Retailers are doubling down on toys amid a gap in the market left by the bankruptcy of Toys R Us. U.K. toy retailer Hamleys, for instance, is eyeing a potential New York City location for a flagship store. A source close to the matter told CNBC that the retailer is nearing a deal for a space at 2 Herald Square that would encompass approximately 30,000 square feet. The potential store could open its doors in 2020, although such a deal has not been made final.
In the U.K., Hamleys takes an experiential retail approach to its stores: The staff masquerades as fictional characters for entertainment, and children can play with large Lego figures. The atmosphere comes as brick-and-mortar retailers have to differentiate themselves from their eCommerce counterparts. Ripco Real Estate Principal and Chief Operating Officer Mark Kaplan told CNBC that retailers can attract shoppers from online retailers “if the in-store experience offers something more.” (That is, a place that lets consumers try out products.)

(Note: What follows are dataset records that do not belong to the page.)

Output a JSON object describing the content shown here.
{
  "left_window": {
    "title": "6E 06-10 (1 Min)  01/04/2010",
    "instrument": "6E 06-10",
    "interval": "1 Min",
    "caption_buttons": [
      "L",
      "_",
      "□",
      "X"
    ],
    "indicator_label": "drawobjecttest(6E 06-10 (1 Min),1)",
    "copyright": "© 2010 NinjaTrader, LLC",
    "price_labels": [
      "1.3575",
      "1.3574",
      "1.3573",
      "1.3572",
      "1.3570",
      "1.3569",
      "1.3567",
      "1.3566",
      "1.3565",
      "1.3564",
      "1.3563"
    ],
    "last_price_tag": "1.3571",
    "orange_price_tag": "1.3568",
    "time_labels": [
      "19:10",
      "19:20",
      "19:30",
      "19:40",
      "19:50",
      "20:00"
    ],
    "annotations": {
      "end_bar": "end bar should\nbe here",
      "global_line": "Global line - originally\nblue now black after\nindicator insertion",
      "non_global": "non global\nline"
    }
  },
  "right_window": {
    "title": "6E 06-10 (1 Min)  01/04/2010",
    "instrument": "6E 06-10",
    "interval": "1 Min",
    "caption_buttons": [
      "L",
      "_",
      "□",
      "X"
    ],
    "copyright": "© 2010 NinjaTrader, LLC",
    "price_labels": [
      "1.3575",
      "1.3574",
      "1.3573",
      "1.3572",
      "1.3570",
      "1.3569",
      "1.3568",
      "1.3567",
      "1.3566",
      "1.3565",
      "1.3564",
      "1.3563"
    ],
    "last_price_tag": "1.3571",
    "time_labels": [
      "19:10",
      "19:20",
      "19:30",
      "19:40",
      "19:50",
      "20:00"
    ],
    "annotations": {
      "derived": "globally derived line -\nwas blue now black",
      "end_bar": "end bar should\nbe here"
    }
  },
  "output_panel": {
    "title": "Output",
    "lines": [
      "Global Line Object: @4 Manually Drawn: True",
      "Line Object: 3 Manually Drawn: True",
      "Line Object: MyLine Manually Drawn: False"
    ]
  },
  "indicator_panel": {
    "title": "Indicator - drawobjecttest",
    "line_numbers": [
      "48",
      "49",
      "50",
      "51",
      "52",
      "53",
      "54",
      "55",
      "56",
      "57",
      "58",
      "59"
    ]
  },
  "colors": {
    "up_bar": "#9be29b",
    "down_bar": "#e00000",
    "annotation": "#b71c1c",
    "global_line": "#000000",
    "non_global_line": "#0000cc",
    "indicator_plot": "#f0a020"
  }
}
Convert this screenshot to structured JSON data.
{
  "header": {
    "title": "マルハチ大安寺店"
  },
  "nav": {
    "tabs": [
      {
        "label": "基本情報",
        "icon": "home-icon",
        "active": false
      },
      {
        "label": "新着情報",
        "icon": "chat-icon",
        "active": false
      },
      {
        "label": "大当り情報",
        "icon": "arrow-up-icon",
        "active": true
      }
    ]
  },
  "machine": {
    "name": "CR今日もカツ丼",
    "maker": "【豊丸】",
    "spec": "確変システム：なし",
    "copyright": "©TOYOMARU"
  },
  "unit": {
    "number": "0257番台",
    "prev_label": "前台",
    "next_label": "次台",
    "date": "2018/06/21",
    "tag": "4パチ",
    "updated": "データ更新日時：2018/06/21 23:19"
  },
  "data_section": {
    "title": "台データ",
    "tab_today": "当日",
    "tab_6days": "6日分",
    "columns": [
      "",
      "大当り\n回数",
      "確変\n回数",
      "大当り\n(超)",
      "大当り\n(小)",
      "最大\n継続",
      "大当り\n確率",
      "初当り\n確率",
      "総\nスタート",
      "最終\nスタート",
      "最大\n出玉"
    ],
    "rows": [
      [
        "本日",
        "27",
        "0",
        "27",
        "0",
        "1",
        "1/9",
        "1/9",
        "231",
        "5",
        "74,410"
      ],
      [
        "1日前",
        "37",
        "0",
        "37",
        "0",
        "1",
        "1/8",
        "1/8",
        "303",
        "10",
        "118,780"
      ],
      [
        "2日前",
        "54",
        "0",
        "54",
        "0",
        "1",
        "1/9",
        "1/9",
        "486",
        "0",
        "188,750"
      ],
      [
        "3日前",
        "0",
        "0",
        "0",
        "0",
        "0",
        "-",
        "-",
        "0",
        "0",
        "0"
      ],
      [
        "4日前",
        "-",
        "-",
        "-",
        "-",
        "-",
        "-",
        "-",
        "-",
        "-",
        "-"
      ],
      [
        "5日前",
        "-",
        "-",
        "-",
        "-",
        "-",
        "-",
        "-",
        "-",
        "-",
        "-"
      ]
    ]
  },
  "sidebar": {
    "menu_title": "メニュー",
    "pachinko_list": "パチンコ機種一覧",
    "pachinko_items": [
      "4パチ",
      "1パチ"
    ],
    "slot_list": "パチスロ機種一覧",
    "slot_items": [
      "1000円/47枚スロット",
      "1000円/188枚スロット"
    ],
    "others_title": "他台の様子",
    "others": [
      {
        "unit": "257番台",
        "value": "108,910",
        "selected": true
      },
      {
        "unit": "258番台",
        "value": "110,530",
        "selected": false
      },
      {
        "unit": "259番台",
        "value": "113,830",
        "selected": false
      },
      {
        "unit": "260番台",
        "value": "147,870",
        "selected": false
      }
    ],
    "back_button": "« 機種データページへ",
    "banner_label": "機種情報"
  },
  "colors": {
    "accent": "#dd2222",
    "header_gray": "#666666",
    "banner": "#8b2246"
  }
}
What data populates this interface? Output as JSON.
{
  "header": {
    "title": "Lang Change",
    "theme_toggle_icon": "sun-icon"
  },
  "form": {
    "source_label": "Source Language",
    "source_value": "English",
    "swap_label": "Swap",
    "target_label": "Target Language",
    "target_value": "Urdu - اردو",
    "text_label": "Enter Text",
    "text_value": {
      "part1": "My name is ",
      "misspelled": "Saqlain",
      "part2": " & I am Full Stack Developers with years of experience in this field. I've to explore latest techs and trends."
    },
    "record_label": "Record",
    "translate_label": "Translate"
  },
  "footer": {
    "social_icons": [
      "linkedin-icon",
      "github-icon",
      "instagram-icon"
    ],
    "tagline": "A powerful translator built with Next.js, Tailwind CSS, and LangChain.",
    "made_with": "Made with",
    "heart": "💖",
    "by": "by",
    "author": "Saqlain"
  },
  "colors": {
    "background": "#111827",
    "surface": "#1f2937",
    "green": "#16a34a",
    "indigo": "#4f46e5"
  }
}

Hamleys has been around for centuries in the U.K., having set up shop around 1760. Since then, the retailer has grown to serve several regions including Asia, the Middle East, Africa and North America. According to CNBC, a person with knowledge of the situation said the retailer would eye places such as Chicago, Los Angeles and Miami, noting that it would consider “some of the more profitable malls in the country.” Neither Hamleys nor SL Green Realty, the owner of the Herald Square space, would comment on the report.
In the event that Hamleys’ potential brick-and-mortar store comes to fruition, it wouldn’t be the only large toy store with an experiential focus to take up residence in the Big Apple. The legendary toy retailer FAO Schwarz opened a flagship store in New York City, marking its return to the city last month. Prior to the opening, it was reported that the retailer’s new 30 Rockefeller Plaza location would include multiple experiential retail components. (At its prior Fifth Avenue location, Tom Hanks tapped out “Chopsticks” on a dance-on piano in the 1988 movie “Big.”)
The new space was said to have the iconic dance-on piano, as well as a build-your-own RC race car station. In addition, the store was to offer a kid-focused grocery shopping experience as well as magic shows. And the retailer was planning to extend that experiential approach to partner locations, “offering the world that one-of-a-kind toy retail experience the brand is known for,” according to an announcement from the company in October.
Retailers Step up Toy Selection
Beyond the Big Apple, major retailers are stepping in to fill the void left by Toys R Us. This fall, it was reported that Walmart was looking to grow its selection of toys by 30 percent in its brick-and-mortar stores, as well as 40 percent online. The retailer also planned in-store events that allowed children to play with toys, take home booklets and take pictures. And toy influencers such as Gavin Raygoza were planning to bring reviews, advice and recommendations to Walmart’s website.
In a press release announcing the move in late August, Walmart’s Vice President of Toys Anne Marie Kehoe noted that the retailer has always been a place that shoppers have visited for toys – “but today, we are making even bigger investments in the category to ensure we have the widest selection of toys at the best prices.”
In October, Target also announced that it was revamping its toy shopping experience. At the time, the retailer said it would be dedicating “nearly a quarter-million square feet of new space for toys across more than 500 stores.” It also remodeled its toy departments at over 100 stores. In addition, the retailer deepened its inventory and had 2,500 new and exclusive toys, which it said was almost two times last year’s amount. And on the digital side, the retailer said it had a digitally enabled kids’ gifting catalog, as well as a Target.com gift finder for toys.
Target Executive Vice President and Chief Merchandising Officer Mark Tritton said in the announcement at the time, “Our team has spent months preparing for this season, selecting the assortment, deepening our inventory to offer more of the hottest items and reimagining the experience we have for toys in our stores and online. We’re excited to welcome more shoppers to Target this season.”
Yet this month, Gordon Haskett Analyst Chuck Grom noted that almost 59 percent of Toys R Us shoppers from last year’s Black Friday weekend did not choose to buy items from other brick-and-mortar retailers. The void left behind by Toys R Us, then, at least from a brick-and-mortar standpoint, could be far from completely filled.